Arnold's Standards of Science: Does Anything Measure Up?
By Bryan Caplan
To me, scientific evidence is not “a whole bunch of scientists think X.” To me, scientific evidence is “Here is an experiment or a naturally-occurring event where the results are extremely unlikely to occur unless X is true.” That is what I find missing in the man-made global warming story.
I doubt that people claim that consensus is the same thing as scientific evidence. Instead, they rely on consensus because (a) It strongly correlates with scientific evidence, and (b) It is much easier for non-experts to check for consensus than to directly review the scientific evidence.

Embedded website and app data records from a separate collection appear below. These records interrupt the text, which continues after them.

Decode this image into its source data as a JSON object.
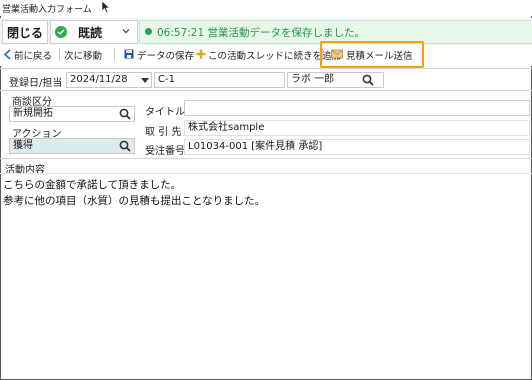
{
  "window": {
    "title": "営業活動入力フォーム"
  },
  "header": {
    "close_label": "閉じる",
    "status_label": "既読",
    "notification": "06:57:21 営業活動データを保存しました。"
  },
  "toolbar": {
    "back_label": "前に戻る",
    "next_label": "次に移動",
    "save_label": "データの保存",
    "continue_label": "この活動スレッドに続きを追加",
    "quote_mail_label": "見積メール送信"
  },
  "form": {
    "date_label": "登録日/担当",
    "date_value": "2024/11/28",
    "staff_code": "C-1",
    "staff_name": "ラボ 一郎",
    "category_label": "商談区分",
    "category_value": "新規開拓",
    "title_label": "タイトル",
    "title_value": "",
    "action_label": "アクション",
    "action_value": "獲得",
    "client_label": "取 引 先",
    "client_value": "株式会社sample",
    "order_label": "受注番号",
    "order_value": "L01034-001 [案件見積 承認]",
    "activity_label": "活動内容",
    "activity_lines": [
      "こちらの金額で承諾して頂きました。",
      "参考に他の項目（水質）の見積も提出ことなりました。"
    ]
  },
  "colors": {
    "notify_bg": "#e8f6e8",
    "notify_text": "#1f9a46",
    "highlight": "#f2a20f",
    "action_bg": "#dcebf0"
  }
}
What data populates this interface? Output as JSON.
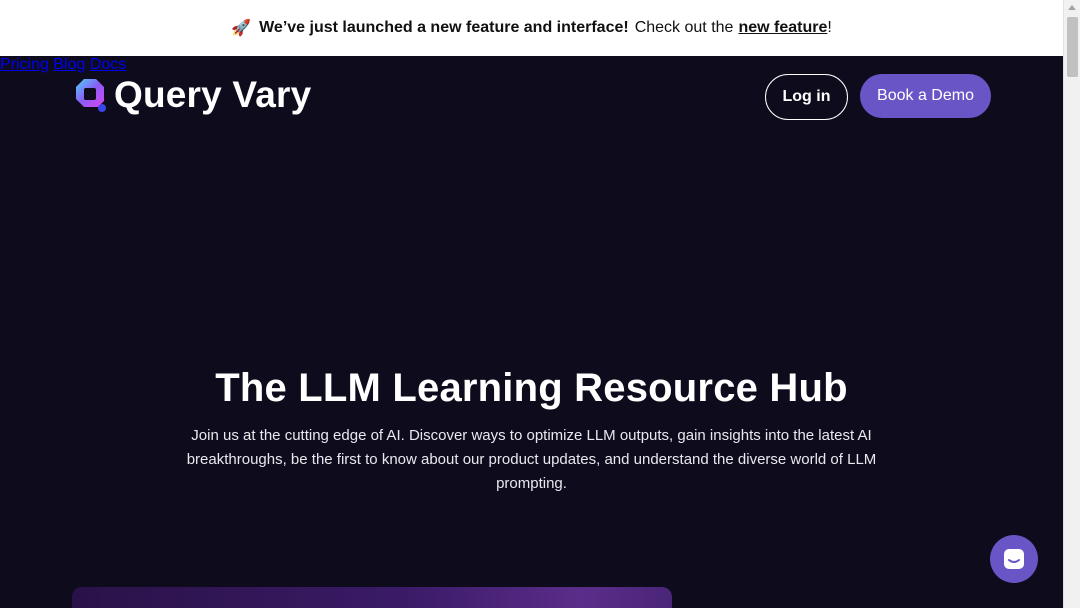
{
  "banner": {
    "emoji": "🚀",
    "headline": "We’ve just launched a new feature and interface!",
    "cta_prefix": "Check out the",
    "cta_link": "new feature",
    "cta_suffix": "!"
  },
  "header": {
    "brand": "Query Vary",
    "nav": [
      "Pricing",
      "Blog",
      "Docs"
    ],
    "login_label": "Log in",
    "demo_label": "Book a Demo"
  },
  "hero": {
    "title": "The LLM Learning Resource Hub",
    "description": "Join us at the cutting edge of AI. Discover ways to optimize LLM outputs, gain insights into the latest AI breakthroughs, be the first to know about our product updates, and understand the diverse world of LLM prompting."
  },
  "colors": {
    "background": "#0e0c1c",
    "accent": "#6a55c7",
    "banner_bg": "#ffffff"
  },
  "icons": {
    "logo": "query-vary-logo-icon",
    "chat": "chat-bubble-icon",
    "rocket": "rocket-icon"
  }
}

In any case, isn’t Arnold’s standard of scientific evidence strangely strict? Few results in economics rest on an “experiment or a naturally-occurring event where the results are extremely unlikely to occur unless X is true.” The same goes for evolutionary biology. Some will be delighted to dismiss both as pseudo-sciences, but the real lesson is that Arnold’s standard is excessive. Contrary to his account, the typical scientific conclusion rests on large body of diverse pieces of evidence. Most of these pieces of evidence are not, by themselves, very convincing; it is the totality of the evidence, not any particular finding, that provides the basis for scientific judgment.
Yes, this does leave room for herd mentalities and worse. But there is a sensible answer to these concerns: Put your money where your mouth is. Place your bets. The reluctance of global warming skeptics to do so (with one notable exception) makes me skeptical of their skepticism.
Of course, the fact that e.g. real estate prices in coastal regions remain high makes me skeptical that global warming will have dire consequences if it does happen, but that’s a separate issue.